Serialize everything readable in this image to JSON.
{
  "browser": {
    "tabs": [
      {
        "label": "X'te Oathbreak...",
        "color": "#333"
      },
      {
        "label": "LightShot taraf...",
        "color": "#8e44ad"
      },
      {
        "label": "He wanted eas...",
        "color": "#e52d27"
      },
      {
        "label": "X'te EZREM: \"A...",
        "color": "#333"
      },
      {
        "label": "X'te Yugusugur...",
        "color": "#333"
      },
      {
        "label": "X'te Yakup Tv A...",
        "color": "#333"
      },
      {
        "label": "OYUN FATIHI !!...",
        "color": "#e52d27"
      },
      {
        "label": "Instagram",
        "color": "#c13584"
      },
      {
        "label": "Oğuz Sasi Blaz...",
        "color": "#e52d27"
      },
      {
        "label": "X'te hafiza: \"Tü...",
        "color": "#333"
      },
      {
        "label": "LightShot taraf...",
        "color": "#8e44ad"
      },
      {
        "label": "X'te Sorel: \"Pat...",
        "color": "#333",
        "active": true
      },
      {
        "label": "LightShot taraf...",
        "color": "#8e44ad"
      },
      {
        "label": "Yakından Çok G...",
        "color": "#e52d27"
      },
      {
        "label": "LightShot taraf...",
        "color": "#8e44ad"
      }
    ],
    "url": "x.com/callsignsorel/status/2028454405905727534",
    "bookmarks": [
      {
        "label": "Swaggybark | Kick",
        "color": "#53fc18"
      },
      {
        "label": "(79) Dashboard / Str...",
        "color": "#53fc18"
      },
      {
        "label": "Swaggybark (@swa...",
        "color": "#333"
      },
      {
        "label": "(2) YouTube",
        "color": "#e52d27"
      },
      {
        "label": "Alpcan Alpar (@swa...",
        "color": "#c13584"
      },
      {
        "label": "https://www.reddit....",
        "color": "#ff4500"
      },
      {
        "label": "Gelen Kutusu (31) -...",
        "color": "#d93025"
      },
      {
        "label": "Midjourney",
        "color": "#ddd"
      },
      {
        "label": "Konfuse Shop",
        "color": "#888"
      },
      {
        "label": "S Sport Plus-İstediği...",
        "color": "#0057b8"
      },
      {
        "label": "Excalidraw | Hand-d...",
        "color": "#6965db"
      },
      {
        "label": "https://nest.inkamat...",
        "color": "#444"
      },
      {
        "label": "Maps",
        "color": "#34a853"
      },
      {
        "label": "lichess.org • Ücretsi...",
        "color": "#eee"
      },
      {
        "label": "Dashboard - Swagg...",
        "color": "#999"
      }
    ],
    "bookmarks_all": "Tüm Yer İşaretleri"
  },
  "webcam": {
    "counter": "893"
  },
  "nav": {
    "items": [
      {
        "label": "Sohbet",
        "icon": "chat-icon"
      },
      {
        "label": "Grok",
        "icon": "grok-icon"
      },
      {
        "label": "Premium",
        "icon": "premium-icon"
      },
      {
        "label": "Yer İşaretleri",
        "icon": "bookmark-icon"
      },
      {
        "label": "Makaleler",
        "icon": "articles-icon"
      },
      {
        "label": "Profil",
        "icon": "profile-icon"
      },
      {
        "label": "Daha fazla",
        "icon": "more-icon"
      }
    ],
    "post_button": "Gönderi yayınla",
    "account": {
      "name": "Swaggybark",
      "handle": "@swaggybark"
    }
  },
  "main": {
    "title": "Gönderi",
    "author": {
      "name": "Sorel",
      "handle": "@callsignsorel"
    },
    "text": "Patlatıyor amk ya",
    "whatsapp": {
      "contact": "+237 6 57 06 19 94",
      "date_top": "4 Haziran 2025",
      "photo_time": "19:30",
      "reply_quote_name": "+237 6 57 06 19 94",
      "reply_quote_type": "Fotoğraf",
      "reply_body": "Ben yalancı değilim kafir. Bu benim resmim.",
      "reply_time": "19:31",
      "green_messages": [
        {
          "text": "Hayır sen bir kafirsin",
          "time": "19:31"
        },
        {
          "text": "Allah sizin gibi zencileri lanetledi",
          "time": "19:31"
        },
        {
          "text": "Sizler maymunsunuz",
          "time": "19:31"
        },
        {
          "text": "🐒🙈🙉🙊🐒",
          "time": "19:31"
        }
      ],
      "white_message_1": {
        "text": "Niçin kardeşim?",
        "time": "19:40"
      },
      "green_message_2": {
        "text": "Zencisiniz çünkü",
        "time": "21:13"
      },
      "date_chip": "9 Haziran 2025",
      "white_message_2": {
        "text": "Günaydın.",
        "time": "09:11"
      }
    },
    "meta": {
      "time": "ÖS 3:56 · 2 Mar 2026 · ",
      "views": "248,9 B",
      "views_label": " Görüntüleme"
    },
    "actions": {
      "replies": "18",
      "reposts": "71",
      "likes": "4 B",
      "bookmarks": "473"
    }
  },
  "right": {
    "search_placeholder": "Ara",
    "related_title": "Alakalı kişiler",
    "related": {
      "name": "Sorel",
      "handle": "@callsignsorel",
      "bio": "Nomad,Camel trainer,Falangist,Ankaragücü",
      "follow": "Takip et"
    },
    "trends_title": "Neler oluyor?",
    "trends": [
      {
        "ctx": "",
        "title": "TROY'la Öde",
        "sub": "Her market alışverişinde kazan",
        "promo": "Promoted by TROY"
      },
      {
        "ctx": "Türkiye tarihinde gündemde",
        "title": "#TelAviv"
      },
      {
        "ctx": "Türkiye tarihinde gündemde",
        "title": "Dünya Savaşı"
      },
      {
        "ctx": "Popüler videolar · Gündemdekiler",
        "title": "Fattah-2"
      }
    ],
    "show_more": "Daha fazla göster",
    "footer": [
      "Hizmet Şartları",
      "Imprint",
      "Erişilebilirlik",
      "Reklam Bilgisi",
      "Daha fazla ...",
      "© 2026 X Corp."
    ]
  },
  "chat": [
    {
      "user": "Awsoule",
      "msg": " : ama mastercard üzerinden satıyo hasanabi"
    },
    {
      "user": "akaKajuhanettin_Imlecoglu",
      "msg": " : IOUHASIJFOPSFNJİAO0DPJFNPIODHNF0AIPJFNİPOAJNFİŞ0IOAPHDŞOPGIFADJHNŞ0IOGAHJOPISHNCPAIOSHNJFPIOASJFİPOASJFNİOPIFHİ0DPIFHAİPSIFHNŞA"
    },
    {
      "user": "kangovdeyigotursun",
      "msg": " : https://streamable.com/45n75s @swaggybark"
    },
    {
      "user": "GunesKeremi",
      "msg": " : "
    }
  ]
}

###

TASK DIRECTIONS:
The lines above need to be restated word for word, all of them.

SOLUTION TO THE EXERCISE:
Serialize everything readable in this image to JSON.
{
  "browser": {
    "tabs": [
      {
        "label": "X'te Oathbreak...",
        "color": "#333"
      },
      {
        "label": "LightShot taraf...",
        "color": "#8e44ad"
      },
      {
        "label": "He wanted eas...",
        "color": "#e52d27"
      },
      {
        "label": "X'te EZREM: \"A...",
        "color": "#333"
      },
      {
        "label": "X'te Yugusugur...",
        "color": "#333"
      },
      {
        "label": "X'te Yakup Tv A...",
        "color": "#333"
      },
      {
        "label": "OYUN FATIHI !!...",
        "color": "#e52d27"
      },
      {
        "label": "Instagram",
        "color": "#c13584"
      },
      {
        "label": "Oğuz Sasi Blaz...",
        "color": "#e52d27"
      },
      {
        "label": "X'te hafiza: \"Tü...",
        "color": "#333"
      },
      {
        "label": "LightShot taraf...",
        "color": "#8e44ad"
      },
      {
        "label": "X'te Sorel: \"Pat...",
        "color": "#333",
        "active": true
      },
      {
        "label": "LightShot taraf...",
        "color": "#8e44ad"
      },
      {
        "label": "Yakından Çok G...",
        "color": "#e52d27"
      },
      {
        "label": "LightShot taraf...",
        "color": "#8e44ad"
      }
    ],
    "url": "x.com/callsignsorel/status/2028454405905727534",
    "bookmarks": [
      {
        "label": "Swaggybark | Kick",
        "color": "#53fc18"
      },
      {
        "label": "(79) Dashboard / Str...",
        "color": "#53fc18"
      },
      {
        "label": "Swaggybark (@swa...",
        "color": "#333"
      },
      {
        "label": "(2) YouTube",
        "color": "#e52d27"
      },
      {
        "label": "Alpcan Alpar (@swa...",
        "color": "#c13584"
      },
      {
        "label": "https://www.reddit....",
        "color": "#ff4500"
      },
      {
        "label": "Gelen Kutusu (31) -...",
        "color": "#d93025"
      },
      {
        "label": "Midjourney",
        "color": "#ddd"
      },
      {
        "label": "Konfuse Shop",
        "color": "#888"
      },
      {
        "label": "S Sport Plus-İstediği...",
        "color": "#0057b8"
      },
      {
        "label": "Excalidraw | Hand-d...",
        "color": "#6965db"
      },
      {
        "label": "https://nest.inkamat...",
        "color": "#444"
      },
      {
        "label": "Maps",
        "color": "#34a853"
      },
      {
        "label": "lichess.org • Ücretsi...",
        "color": "#eee"
      },
      {
        "label": "Dashboard - Swagg...",
        "color": "#999"
      }
    ],
    "bookmarks_all": "Tüm Yer İşaretleri"
  },
  "webcam": {
    "counter": "893"
  },
  "nav": {
    "items": [
      {
        "label": "Sohbet",
        "icon": "chat-icon"
      },
      {
        "label": "Grok",
        "icon": "grok-icon"
      },
      {
        "label": "Premium",
        "icon": "premium-icon"
      },
      {
        "label": "Yer İşaretleri",
        "icon": "bookmark-icon"
      },
      {
        "label": "Makaleler",
        "icon": "articles-icon"
      },
      {
        "label": "Profil",
        "icon": "profile-icon"
      },
      {
        "label": "Daha fazla",
        "icon": "more-icon"
      }
    ],
    "post_button": "Gönderi yayınla",
    "account": {
      "name": "Swaggybark",
      "handle": "@swaggybark"
    }
  },
  "main": {
    "title": "Gönderi",
    "author": {
      "name": "Sorel",
      "handle": "@callsignsorel"
    },
    "text": "Patlatıyor amk ya",
    "whatsapp": {
      "contact": "+237 6 57 06 19 94",
      "date_top": "4 Haziran 2025",
      "photo_time": "19:30",
      "reply_quote_name": "+237 6 57 06 19 94",
      "reply_quote_type": "Fotoğraf",
      "reply_body": "Ben yalancı değilim kafir. Bu benim resmim.",
      "reply_time": "19:31",
      "green_messages": [
        {
          "text": "Hayır sen bir kafirsin",
          "time": "19:31"
        },
        {
          "text": "Allah sizin gibi zencileri lanetledi",
          "time": "19:31"
        },
        {
          "text": "Sizler maymunsunuz",
          "time": "19:31"
        },
        {
          "text": "🐒🙈🙉🙊🐒",
          "time": "19:31"
        }
      ],
      "white_message_1": {
        "text": "Niçin kardeşim?",
        "time": "19:40"
      },
      "green_message_2": {
        "text": "Zencisiniz çünkü",
        "time": "21:13"
      },
      "date_chip": "9 Haziran 2025",
      "white_message_2": {
        "text": "Günaydın.",
        "time": "09:11"
      }
    },
    "meta": {
      "time": "ÖS 3:56 · 2 Mar 2026 · ",
      "views": "248,9 B",
      "views_label": " Görüntüleme"
    },
    "actions": {
      "replies": "18",
      "reposts": "71",
      "likes": "4 B",
      "bookmarks": "473"
    }
  },
  "right": {
    "search_placeholder": "Ara",
    "related_title": "Alakalı kişiler",
    "related": {
      "name": "Sorel",
      "handle": "@callsignsorel",
      "bio": "Nomad,Camel trainer,Falangist,Ankaragücü",
      "follow": "Takip et"
    },
    "trends_title": "Neler oluyor?",
    "trends": [
      {
        "ctx": "",
        "title": "TROY'la Öde",
        "sub": "Her market alışverişinde kazan",
        "promo": "Promoted by TROY"
      },
      {
        "ctx": "Türkiye tarihinde gündemde",
        "title": "#TelAviv"
      },
      {
        "ctx": "Türkiye tarihinde gündemde",
        "title": "Dünya Savaşı"
      },
      {
        "ctx": "Popüler videolar · Gündemdekiler",
        "title": "Fattah-2"
      }
    ],
    "show_more": "Daha fazla göster",
    "footer": [
      "Hizmet Şartları",
      "Imprint",
      "Erişilebilirlik",
      "Reklam Bilgisi",
      "Daha fazla ...",
      "© 2026 X Corp."
    ]
  },
  "chat": [
    {
      "user": "Awsoule",
      "msg": " : ama mastercard üzerinden satıyo hasanabi"
    },
    {
      "user": "akaKajuhanettin_Imlecoglu",
      "msg": " : IOUHASIJFOPSFNJİAO0DPJFNPIODHNF0AIPJFNİPOAJNFİŞ0IOAPHDŞOPGIFADJHNŞ0IOGAHJOPISHNCPAIOSHNJFPIOASJFİPOASJFNİOPIFHİ0DPIFHAİPSIFHNŞA"
    },
    {
      "user": "kangovdeyigotursun",
      "msg": " : https://streamable.com/45n75s @swaggybark"
    },
    {
      "user": "GunesKeremi",
      "msg": " : "
    }
  ]
}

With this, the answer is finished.